When Jesus lived people had a clear idea of what a shepherd did, maybe they knew shepherds. Maybe they knew that hired shepherds cannot be trusted in the same way that shepherd can be. Even in this context, his words caused confusion. Even though Jesus gave a job description for what a Good Shepherd does, his words caused confusion. The Good Shepherd knows his sheep by name, and recognizes them—and they know his. (He’s crazy; he has a demon!) The Good Shepherd lays down his life for the flock. (These are not the words of one who has a demon!)

Words cannot describe God; words cannot describe the work of Jesus Christ, the best that words can do is begin to help us get a picture of what God does through Christ. While the image of a shepherd is powerful, even today, when we don’t see many shepherd and in big cities where the only sheep ones sees are in petting zoos, it is not the only image of God available to us. There are other images. Like the one that John the Baptizer used.

When John was baptizing people in the Jordan, some of them were not sure who he was, so they sent a delegate to ask him. John said he wasn’t Elijah, he said he wasn’t the Prophet. He said that he was the one who was preparing a straight path for the Lord. Then Jesus passed by and John said, “Behold, the Lamb of God who bears the sins of the world.” Jesus is The Lamb of God who bears the sins of the world. And the Good shepherd who lays down his life for the sheep. We have two very different images of Jesus here. We have images of Jesus on both sides of the pasture fence. How can we understand our Lord when he says that he is a shepherd, and a sheep? How can we possibly hold those images together? Both the shepherd and the lamb are examples of sacrificial love, love that lays down its life so that life may be taken up again. A love that lays down its life freely so that life may be more full.
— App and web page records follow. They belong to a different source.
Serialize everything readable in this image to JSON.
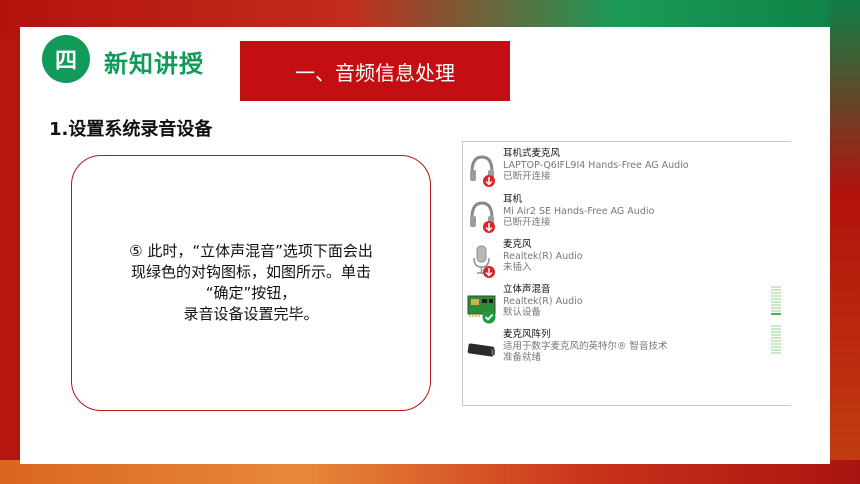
{
  "header": {
    "badge": "四",
    "section_title": "新知讲授",
    "banner": "一、音频信息处理"
  },
  "heading": "1.设置系统录音设备",
  "note": "⑤ 此时，“立体声混音”选项下面会出\n现绿色的对钩图标，如图所示。单击\n“确定”按钮，\n录音设备设置完毕。",
  "devices": [
    {
      "name": "耳机式麦克风",
      "desc": "LAPTOP-Q6IFL9I4 Hands-Free AG Audio",
      "status": "已断开连接",
      "icon": "headset-icon",
      "badge": "red-down-arrow-badge"
    },
    {
      "name": "耳机",
      "desc": "Mi Air2 SE Hands-Free AG Audio",
      "status": "已断开连接",
      "icon": "headset-icon",
      "badge": "red-down-arrow-badge"
    },
    {
      "name": "麦克风",
      "desc": "Realtek(R) Audio",
      "status": "未插入",
      "icon": "microphone-icon",
      "badge": "red-down-arrow-badge"
    },
    {
      "name": "立体声混音",
      "desc": "Realtek(R) Audio",
      "status": "默认设备",
      "icon": "sound-card-icon",
      "badge": "green-check-badge"
    },
    {
      "name": "麦克风阵列",
      "desc": "适用于数字麦克风的英特尔® 智音技术",
      "status": "准备就绪",
      "icon": "microphone-array-icon",
      "badge": ""
    }
  ],
  "colors": {
    "green": "#129a58",
    "red": "#c40f12",
    "border_red": "#b8141a"
  }
}
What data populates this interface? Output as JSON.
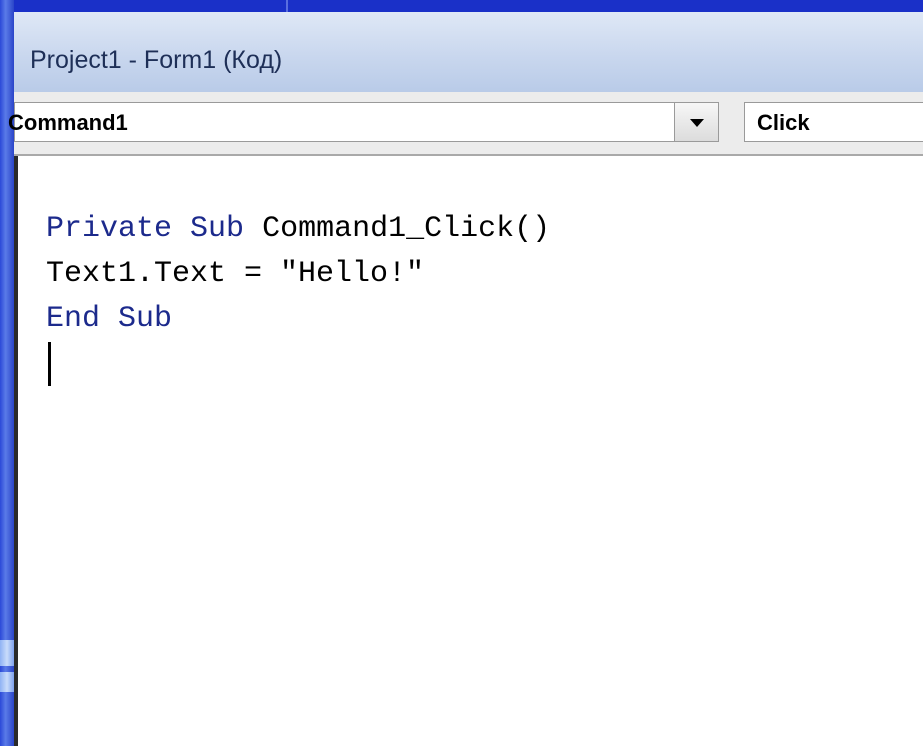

I haven’t left my man on the el. I still think about him often. He may still be there, preaching the same sermon to anyone who is listening. And I still think about why he made me angry. I was frustrated because he seemed to only see God in one way, he seemed to imagine God only as a shepherd who takes care of him, protects and watches over him. And that makes me sad because I know that there is so much more to the Lord. But I also admit that much of my anger at this man was really envy. I envied his comfort and certainty and trust. Trust enables him to walk through life’s darkest valleys unafraid. He has a trust that all my thoughtful, varied and contradictory images of God rarely provide me.

Friend, I challenge you to examine your own images of God. Use your imagination, wrestle with the Good Shepherd, think about the Lamb of God. Where do you encounter self-sacrificing love? I ask because that’s where you will also encounter the risen Christ. Amen.